Friday, December 12, 2008

The Roller Coaster

My eighth grade son's language arts class (back in the day, we called it English) has been reading The Giver, by Lois Lowry. The back jacket for the book gives this description:

Jonas's world is perfect. Everything is under control. There is no war or fear or pain. There are no choices. Every person is assigned a role in the community.

When Jonas turns twelve, he is singled out to receive special training from The Giver. The Giver alone holds the memories of the true pain and pleasure of life. Now it's time for Jonas to receive the truth. There is no turning back.

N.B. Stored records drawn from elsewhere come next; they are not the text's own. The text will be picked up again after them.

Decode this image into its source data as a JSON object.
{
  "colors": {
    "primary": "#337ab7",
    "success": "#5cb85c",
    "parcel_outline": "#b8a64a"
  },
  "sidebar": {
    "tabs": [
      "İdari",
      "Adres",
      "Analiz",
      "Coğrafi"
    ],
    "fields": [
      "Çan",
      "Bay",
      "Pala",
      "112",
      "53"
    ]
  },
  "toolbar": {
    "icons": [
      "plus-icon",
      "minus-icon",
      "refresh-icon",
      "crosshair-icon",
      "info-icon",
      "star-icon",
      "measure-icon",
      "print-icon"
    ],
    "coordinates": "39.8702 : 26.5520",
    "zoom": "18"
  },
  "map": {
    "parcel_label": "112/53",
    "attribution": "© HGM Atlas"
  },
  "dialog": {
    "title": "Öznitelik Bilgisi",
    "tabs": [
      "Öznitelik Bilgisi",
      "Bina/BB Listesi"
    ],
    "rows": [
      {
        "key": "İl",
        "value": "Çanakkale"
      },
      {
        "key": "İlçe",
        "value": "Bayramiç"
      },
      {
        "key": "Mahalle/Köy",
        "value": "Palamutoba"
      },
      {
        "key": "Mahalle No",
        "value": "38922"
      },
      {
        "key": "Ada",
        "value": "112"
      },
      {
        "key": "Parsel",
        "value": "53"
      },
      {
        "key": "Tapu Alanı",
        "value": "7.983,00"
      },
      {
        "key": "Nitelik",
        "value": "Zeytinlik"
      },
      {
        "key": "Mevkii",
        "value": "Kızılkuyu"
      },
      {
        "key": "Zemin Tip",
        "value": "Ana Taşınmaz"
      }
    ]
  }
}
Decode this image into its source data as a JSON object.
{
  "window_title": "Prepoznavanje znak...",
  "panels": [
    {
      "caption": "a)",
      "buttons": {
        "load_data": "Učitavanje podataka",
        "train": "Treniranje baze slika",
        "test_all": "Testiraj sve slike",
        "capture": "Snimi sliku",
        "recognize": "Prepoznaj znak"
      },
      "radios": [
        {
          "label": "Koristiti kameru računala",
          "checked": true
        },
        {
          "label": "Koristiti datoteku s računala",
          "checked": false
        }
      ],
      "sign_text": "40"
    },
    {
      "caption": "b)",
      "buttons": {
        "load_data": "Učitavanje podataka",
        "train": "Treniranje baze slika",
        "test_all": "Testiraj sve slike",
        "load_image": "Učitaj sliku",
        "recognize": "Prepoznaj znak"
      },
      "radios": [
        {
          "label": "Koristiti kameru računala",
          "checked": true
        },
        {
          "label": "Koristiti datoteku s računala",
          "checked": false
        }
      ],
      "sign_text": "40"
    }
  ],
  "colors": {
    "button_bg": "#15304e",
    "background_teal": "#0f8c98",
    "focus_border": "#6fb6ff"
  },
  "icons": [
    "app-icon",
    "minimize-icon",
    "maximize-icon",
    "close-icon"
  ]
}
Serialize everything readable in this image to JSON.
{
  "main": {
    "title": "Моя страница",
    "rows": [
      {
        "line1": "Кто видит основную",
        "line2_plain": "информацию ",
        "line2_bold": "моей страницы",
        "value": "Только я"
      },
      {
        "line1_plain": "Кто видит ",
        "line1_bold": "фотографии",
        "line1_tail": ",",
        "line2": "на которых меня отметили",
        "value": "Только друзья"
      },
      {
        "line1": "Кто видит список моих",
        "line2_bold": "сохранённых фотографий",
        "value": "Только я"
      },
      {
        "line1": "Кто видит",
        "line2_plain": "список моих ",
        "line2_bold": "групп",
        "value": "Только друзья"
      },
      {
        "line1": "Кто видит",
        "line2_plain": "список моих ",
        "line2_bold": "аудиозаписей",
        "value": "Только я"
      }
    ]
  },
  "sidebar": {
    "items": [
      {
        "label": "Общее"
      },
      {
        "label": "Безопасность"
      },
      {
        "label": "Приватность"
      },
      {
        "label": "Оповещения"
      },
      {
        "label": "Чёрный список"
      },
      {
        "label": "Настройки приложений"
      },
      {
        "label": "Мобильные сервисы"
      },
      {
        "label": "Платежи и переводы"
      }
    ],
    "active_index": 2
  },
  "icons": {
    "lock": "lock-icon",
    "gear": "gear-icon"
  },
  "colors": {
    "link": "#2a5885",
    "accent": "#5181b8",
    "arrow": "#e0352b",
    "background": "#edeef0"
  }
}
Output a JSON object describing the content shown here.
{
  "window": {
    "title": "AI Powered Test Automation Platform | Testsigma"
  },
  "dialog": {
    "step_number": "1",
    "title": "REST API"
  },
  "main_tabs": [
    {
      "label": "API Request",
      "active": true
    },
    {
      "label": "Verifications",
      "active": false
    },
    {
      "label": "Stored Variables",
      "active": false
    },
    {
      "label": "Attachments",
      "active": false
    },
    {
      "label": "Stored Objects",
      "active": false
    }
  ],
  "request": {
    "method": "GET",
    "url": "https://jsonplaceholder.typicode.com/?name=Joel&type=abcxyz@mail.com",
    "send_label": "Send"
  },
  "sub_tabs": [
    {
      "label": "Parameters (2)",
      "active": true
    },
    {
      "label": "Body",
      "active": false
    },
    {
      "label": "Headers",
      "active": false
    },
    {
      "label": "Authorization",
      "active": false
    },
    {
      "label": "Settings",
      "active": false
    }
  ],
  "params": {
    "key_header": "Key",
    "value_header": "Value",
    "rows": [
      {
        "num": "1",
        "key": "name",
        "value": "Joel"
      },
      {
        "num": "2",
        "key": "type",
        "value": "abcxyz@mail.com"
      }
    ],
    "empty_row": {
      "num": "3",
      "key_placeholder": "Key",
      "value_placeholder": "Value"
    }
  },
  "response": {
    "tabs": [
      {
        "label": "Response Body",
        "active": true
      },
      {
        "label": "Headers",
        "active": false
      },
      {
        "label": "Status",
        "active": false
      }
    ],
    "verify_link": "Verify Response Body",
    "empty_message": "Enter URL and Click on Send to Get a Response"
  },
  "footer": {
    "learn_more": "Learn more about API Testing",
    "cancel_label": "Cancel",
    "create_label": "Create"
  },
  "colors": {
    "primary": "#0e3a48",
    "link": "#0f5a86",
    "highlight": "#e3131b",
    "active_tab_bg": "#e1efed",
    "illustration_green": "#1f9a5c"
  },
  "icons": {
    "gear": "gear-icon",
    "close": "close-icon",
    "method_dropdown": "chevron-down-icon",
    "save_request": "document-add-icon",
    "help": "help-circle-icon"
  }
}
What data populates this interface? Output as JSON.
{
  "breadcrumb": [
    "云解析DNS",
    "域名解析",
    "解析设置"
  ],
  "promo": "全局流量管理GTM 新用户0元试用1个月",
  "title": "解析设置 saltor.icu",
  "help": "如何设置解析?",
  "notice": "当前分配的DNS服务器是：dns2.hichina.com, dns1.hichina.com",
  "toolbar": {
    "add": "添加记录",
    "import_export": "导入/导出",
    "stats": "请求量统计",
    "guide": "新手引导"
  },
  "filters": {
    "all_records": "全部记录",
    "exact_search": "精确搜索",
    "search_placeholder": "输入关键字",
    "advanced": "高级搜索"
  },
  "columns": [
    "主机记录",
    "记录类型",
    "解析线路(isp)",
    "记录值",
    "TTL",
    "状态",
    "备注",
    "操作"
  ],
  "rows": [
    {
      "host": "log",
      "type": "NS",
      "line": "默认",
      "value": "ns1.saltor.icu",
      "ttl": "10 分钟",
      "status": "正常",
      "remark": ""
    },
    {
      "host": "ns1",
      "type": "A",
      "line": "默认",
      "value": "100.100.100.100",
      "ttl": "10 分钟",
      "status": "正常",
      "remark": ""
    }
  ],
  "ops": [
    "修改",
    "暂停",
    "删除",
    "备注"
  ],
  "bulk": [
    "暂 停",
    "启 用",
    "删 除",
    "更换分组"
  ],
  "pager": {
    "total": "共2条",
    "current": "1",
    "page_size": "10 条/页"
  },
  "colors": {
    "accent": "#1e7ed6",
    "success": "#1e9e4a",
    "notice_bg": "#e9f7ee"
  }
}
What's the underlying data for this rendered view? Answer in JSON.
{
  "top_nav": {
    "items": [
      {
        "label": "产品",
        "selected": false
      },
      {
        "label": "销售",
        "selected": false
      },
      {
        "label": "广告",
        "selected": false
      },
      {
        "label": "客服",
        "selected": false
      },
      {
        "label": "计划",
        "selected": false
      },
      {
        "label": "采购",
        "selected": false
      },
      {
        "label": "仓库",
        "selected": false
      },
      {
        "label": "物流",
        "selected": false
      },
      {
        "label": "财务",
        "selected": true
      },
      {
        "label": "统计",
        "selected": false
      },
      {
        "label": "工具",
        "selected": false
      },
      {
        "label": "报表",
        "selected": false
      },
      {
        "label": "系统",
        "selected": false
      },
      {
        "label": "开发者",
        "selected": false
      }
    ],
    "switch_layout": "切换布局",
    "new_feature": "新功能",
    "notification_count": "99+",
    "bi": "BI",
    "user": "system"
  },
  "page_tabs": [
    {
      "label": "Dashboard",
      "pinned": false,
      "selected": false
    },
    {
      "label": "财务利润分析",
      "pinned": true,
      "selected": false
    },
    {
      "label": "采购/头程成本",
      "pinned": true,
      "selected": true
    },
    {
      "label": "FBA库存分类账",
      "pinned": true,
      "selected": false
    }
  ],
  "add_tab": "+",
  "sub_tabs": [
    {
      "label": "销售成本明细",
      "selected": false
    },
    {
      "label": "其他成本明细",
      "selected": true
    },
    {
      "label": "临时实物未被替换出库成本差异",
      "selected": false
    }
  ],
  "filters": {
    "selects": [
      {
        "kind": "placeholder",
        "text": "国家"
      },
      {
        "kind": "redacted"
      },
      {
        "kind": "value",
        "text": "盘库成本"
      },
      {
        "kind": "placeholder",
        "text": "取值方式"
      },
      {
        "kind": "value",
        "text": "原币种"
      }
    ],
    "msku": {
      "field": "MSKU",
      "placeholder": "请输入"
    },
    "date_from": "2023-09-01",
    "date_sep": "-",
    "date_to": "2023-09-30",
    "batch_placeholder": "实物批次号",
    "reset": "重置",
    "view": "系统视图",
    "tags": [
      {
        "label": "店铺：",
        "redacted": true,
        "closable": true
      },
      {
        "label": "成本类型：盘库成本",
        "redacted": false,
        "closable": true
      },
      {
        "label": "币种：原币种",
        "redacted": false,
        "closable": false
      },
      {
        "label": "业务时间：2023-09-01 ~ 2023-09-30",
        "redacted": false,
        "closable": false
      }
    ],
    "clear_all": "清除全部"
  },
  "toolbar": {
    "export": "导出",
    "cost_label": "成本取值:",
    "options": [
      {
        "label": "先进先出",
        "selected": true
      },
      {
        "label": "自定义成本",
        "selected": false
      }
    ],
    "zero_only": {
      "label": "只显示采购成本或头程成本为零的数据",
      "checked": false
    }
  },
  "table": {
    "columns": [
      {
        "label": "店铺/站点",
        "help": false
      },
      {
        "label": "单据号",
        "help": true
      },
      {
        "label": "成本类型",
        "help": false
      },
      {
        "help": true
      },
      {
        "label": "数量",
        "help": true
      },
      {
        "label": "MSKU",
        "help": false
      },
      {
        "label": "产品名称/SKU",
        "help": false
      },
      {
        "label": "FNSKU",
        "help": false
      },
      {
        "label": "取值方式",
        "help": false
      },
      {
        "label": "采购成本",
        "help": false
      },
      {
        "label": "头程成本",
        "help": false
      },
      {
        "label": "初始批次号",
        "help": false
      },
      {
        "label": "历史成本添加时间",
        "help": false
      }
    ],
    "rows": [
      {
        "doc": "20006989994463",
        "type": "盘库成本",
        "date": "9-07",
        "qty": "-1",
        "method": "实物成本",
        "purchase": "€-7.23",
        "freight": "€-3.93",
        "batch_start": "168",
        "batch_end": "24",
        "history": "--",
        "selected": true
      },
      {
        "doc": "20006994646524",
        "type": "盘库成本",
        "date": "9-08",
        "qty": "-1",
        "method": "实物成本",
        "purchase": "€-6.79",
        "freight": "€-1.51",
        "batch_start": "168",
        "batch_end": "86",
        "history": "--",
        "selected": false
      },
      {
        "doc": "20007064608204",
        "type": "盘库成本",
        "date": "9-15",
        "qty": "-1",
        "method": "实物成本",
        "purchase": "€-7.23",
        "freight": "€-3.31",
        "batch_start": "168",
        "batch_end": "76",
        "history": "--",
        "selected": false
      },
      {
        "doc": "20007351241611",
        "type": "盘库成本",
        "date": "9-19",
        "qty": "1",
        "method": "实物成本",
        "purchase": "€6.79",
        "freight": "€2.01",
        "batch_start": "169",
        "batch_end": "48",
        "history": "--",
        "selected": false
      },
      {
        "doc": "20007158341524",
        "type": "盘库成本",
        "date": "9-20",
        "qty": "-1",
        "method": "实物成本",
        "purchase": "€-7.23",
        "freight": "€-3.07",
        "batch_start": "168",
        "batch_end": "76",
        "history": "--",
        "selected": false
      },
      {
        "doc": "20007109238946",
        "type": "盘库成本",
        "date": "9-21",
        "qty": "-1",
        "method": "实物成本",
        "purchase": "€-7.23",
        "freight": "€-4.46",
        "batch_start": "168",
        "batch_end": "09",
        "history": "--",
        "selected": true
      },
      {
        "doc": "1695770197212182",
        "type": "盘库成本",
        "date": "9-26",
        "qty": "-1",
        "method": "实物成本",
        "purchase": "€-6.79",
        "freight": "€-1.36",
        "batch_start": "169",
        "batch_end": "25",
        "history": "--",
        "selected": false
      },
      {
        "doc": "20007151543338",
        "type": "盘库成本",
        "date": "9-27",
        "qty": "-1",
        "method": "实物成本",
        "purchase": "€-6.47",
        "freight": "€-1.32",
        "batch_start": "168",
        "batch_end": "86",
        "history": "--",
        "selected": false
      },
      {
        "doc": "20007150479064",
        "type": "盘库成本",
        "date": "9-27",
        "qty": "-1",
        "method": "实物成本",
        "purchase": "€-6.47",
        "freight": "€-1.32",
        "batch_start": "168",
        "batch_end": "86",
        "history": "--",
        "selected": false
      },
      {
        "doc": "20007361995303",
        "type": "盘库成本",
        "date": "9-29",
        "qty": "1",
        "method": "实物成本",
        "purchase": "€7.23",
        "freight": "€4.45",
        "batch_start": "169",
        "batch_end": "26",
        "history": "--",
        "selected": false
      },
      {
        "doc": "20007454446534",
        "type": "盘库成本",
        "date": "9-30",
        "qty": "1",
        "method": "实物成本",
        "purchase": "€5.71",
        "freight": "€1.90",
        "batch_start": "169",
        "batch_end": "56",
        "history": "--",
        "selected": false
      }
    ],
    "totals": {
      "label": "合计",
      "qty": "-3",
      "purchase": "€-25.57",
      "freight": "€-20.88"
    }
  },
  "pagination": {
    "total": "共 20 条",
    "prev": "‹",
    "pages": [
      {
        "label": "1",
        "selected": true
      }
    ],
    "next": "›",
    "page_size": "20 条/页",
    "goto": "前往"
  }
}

I tried talking to my son about the book, and what kind of class discussions they have. It seems that in the book, nobody has any feelings. Only certain women are selected to have babies, and then only one or two. There are no thirds. If a woman has twins one of the babies is killed. That got my wife's attention. The people in the book have basically turned their whole life over to central planning. There is no sadness, but there is also no joy.

This sounded to me an awful lot like the premise of a B science fiction movie that I had once watched. All that I could remember about the movie was that Boromir (okay, it was actor Sean Bean, who will always be Boromir to me) died in an early scene. I went to and found that the movie I was remembering was Equilibrium. The plot summary from imdb:

In a futuristic world, a strict regime has eliminated war by suppressing emotions: books, art and music are strictly forbidden and feeling is a crime punishable by death. Cleric John Preston (Bale) is a top ranking government agent responsible for destroying those who resist the rules. When he misses a dose of Prozium, a mind-altering drug that hinders emotion, Preston, who has been trained to enforce the strict laws of the new regime, suddenly becomes the only person capable of overthrowing it.

I'll bet you can guess what the moral of both stories ends up being. It's a sentiment that I think was best summed up in Parenthood:

1 comment:

Hans Georg Lundahl said...

Perhaps Kallocain has been translated to English?

It's a Swedish novel, by dissatisfied ex-Communist Karin Boye.

Has a similar moral.